I appreciate this blog is in danger of becoming little more than my repeating the same messages, but surely people can see there is now evidence that it is an issue for all schools? Queen’s Park may be the first large school to go public with its concerns, but it’s clear that other larger schools face similar financial challenges. Ministers can no longer simply pretend it’s a problem that only impacts a few small schools.
As one very well placed insider once said to me “Funding formula is wrong and current DfE too stupid and stubborn to fix it”
How widespread is this issue?
Sadly, even in these austere times, I believe many schools don’t know how much electric, gas or water they spend on UIFSM, few factor in increased equipment depreciation or maintenance. Some may recognise the extra staffing costs involved with serving up the meals, not least because of the recent NI and pension increases along with a significant rise in the minimum wage, but many believe they must persevere with hot meals.
The surprise for me, is that it has taken so long for a school to go public. If Queens Park with 380 pupils can’t afford to serve Chartwells hot meals for £2.30, how are schools with similar costs managing?
Are they managing or are they actually (perhaps unknowingly) diverting funds and subsidising the meals?
How long can this kind of subsidy continue?
But David Cameron saved the policy?
As so often with David Cameron, he ignored the minor issues of working out the finances before opening his mouth. He made a commitment to keep UIFSM, relishing in the fact people wouldn’t call him Dave the Dinner snatcher in PMQs any more, without giving any real thought to how it will be paid for. (UIFSM cost £600m, we subsequently saw a £600m cut to the ESG)

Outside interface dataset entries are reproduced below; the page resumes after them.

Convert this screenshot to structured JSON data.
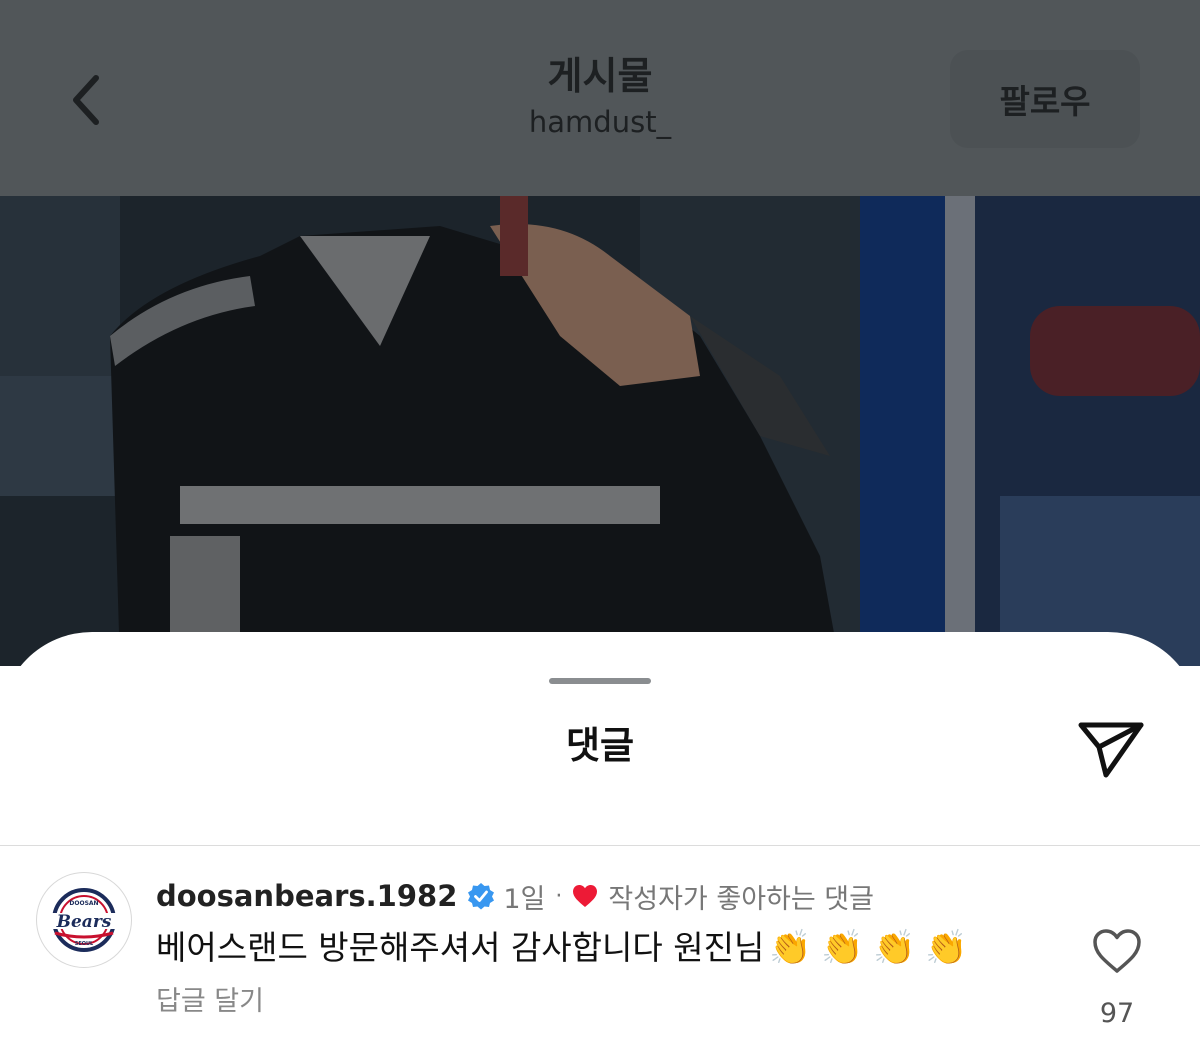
{
  "header": {
    "title": "게시물",
    "username": "hamdust_",
    "follow_label": "팔로우"
  },
  "sheet": {
    "title": "댓글"
  },
  "comment": {
    "username": "doosanbears.1982",
    "verified": true,
    "time": "1일",
    "separator": "·",
    "liked_by_author": "작성자가 좋아하는 댓글",
    "text": "베어스랜드 방문해주셔서 감사합니다 원진님",
    "emojis": [
      "👏",
      "👏",
      "👏",
      "👏"
    ],
    "reply_label": "답글 달기",
    "like_count": "97",
    "avatar_logo_text": "Bears",
    "avatar_logo_top": "DOOSAN",
    "avatar_logo_bottom": "SEOUL"
  },
  "icons": {
    "back": "chevron-left-icon",
    "share": "paper-plane-icon",
    "verified": "verified-badge-icon",
    "author_like": "heart-filled-icon",
    "like": "heart-outline-icon"
  },
  "colors": {
    "overlay": "#515659",
    "verified_blue": "#3897f0",
    "heart_red": "#ed1a36"
  }
}
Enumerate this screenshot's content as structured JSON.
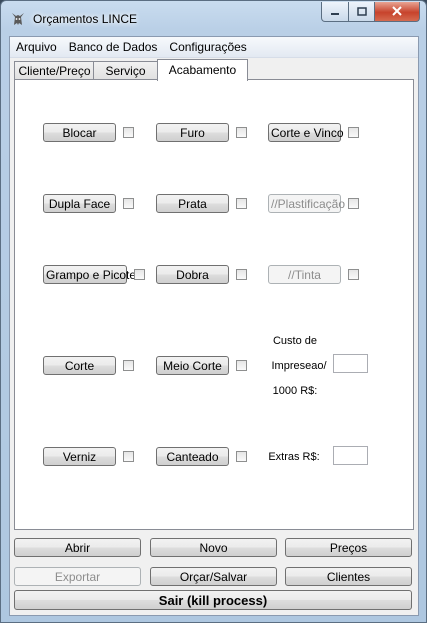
{
  "window": {
    "title": "Orçamentos LINCE",
    "caption_buttons": [
      "minimize-icon",
      "maximize-icon",
      "close-icon"
    ]
  },
  "menu": {
    "items": [
      "Arquivo",
      "Banco de Dados",
      "Configurações"
    ]
  },
  "tabs": [
    {
      "label": "Cliente/Preço",
      "active": false
    },
    {
      "label": "Serviço",
      "active": false
    },
    {
      "label": "Acabamento",
      "active": true
    }
  ],
  "acabamento": {
    "bloquear": {
      "label": "Blocar",
      "checked": false
    },
    "furo": {
      "label": "Furo",
      "checked": false
    },
    "corte_vinco": {
      "label": "Corte e Vinco",
      "checked": false
    },
    "dupla_face": {
      "label": "Dupla Face",
      "checked": false
    },
    "prata": {
      "label": "Prata",
      "checked": false
    },
    "plastificacao": {
      "label": "//Plastificação",
      "checked": false,
      "enabled": false
    },
    "grampo_picote": {
      "label": "Grampo e Picote",
      "checked": false
    },
    "dobra": {
      "label": "Dobra",
      "checked": false
    },
    "tinta": {
      "label": "//Tinta",
      "checked": false,
      "enabled": false
    },
    "corte": {
      "label": "Corte",
      "checked": false
    },
    "meio_corte": {
      "label": "Meio Corte",
      "checked": false
    },
    "verniz": {
      "label": "Verniz",
      "checked": false
    },
    "canteado": {
      "label": "Canteado",
      "checked": false
    },
    "custo_impressao": {
      "label_line1": "Custo de",
      "label_line2": "Impreseao/",
      "label_line3": "1000 R$:",
      "value": ""
    },
    "extras": {
      "label": "Extras R$:",
      "value": ""
    }
  },
  "bottom_buttons": {
    "abrir": "Abrir",
    "novo": "Novo",
    "precos": "Preços",
    "exportar": "Exportar",
    "orcar_salvar": "Orçar/Salvar",
    "clientes": "Clientes",
    "sair": "Sair (kill process)"
  }
}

The Prime Minister took the decision to “Save” universal free school meals, to the great delight of Catering firms who campaigned to preserve the UIFSM policy, ensuring their “ﬁnancial bonanza” would continue. (The term “financial bonanza” was used to describe UIFSM by no less than Myles Bremner of the School Food Plan, who knows a thing about financial bonanzas after his firm was given £5000 a week by DfE).
The PM might not grasp the finances, but be in no doubt, DfE have long understood that the £2.30 funding wasn’t enough (I now know they read my blogs, but that’s another story), but their apathy towards this Lib Dem policy means since the end of the coalition, they have shown no interest in doing anything to help.
It will be fascinating to see how DfE play this now. They must know the steady drip of bad press will increase. Sadly we know from other news stories about the lack of school funding, the DfE instinct is to stick their fingers in their ears, sing La La La and pretend it will all go away. But they also know this is one story that won’t be allowed to disappear.
I can’t make this any simpler
If DfE are going to persevere with the UIFSM policy, they need to increase both the ongoing and capital funding, if they don’t the education of our children will suffer.
I can understand John Vincent resorting to the F word when telling Sam Gyimah the policy needed more cash. Someone in the DFE has to grow some bollocks and either find the money to properly fund the policy or cut the pretense and dump it!